"Long before Tutankhamun, centuries before Cleopatra and Julius Caesar," writes author Bennett Schiff, "in the age when the Great Pyramid of Giza was built and the Sphinx took shape above the sands, roughly 4,600 years ago, the pattern was already set for all that came in Egyptian art for millennia afterward." The period of the Old Kingdom, covering some 500 years from about 2650 b.c. to roughly 2150 B.C. was one of the worlds most creative. In addition to the rise of the Pyramids and the birth of the Sphinx, these years witnessed the creation of statuary unsurpassed to this day for its massive simplicity, grace and elegance and of wall reliefs notable for their sculptural mastery and accurate depiction of nature.
Most important, the basic framework of Egyptian art was set during this time a canon that would provide ensuing artists for thousands of years with a specific way of depicting the human figure. "The artistic conventions set the way to show people," says Dorothea Arnold, head curator of Egyptian Art at the Metropolitan Museum of Art in New York. "It was almost like a language. Yet it was elastic.... It showed how creative the artist could be within the canon."

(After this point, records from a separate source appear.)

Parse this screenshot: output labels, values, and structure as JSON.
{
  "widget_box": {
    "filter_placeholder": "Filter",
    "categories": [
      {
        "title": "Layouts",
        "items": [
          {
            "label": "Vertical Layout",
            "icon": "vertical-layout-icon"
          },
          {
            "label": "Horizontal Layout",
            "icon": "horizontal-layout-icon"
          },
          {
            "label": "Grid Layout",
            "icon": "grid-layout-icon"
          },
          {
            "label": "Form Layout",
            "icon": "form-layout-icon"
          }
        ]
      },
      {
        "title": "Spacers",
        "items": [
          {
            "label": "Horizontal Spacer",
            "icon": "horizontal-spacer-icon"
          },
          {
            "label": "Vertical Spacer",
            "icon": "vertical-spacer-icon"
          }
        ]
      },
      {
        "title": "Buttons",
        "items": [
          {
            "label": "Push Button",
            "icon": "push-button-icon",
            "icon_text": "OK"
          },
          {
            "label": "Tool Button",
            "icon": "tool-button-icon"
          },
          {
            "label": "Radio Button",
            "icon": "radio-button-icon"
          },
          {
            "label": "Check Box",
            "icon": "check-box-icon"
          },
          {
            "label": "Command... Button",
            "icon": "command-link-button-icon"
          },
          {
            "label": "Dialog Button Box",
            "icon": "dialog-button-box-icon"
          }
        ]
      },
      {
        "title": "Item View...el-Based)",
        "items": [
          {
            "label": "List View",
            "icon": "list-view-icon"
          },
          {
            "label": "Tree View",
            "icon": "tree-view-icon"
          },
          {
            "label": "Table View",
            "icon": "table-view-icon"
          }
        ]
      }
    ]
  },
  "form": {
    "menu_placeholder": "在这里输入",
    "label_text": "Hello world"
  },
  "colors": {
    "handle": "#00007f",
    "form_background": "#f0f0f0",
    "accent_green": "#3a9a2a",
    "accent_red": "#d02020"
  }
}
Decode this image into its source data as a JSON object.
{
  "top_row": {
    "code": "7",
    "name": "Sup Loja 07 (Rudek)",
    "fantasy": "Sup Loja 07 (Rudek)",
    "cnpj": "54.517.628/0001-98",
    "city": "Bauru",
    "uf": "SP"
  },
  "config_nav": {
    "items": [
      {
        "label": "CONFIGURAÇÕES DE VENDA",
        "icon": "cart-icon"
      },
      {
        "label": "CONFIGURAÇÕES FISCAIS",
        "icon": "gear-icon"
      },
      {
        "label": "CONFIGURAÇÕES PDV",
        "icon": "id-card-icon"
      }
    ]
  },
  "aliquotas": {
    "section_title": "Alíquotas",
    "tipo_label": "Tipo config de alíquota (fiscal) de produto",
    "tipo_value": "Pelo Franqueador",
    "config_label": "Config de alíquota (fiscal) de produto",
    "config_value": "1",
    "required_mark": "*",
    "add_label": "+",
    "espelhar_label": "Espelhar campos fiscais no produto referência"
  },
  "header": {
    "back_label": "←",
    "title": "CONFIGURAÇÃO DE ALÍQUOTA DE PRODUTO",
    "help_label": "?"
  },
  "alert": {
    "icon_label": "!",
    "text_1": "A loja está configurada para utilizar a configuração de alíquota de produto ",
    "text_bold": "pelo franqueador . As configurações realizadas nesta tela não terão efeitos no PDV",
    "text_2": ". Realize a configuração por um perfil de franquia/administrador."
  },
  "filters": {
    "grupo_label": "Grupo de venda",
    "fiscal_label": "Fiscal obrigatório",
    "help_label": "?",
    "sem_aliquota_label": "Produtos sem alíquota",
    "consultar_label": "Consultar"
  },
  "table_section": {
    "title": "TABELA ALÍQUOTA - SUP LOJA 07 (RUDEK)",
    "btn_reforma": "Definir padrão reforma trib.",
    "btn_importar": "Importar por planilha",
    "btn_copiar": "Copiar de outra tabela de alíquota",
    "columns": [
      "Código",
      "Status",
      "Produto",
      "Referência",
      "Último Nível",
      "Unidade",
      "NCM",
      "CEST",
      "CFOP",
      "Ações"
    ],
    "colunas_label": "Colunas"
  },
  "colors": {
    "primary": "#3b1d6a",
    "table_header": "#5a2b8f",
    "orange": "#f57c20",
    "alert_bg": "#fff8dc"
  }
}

The most comprehensive exhibition ever mounted of the art of the Old Kingdom will be on display at the Metropolitan from September 16 through January 9. Titled "Egyptian Art in the Age of the Pyramids," the show opened at the Grand Palais in Paris. From New York, it will continue on to Toronto, where it can be seen at the Royal Ontario Museum from February 13 through May 22. Some 30 museums and collections in ten countries have contributed more than 230 masterpieces never before seen together. "It was about time," says Arnold. "It will be a period seen in a new light."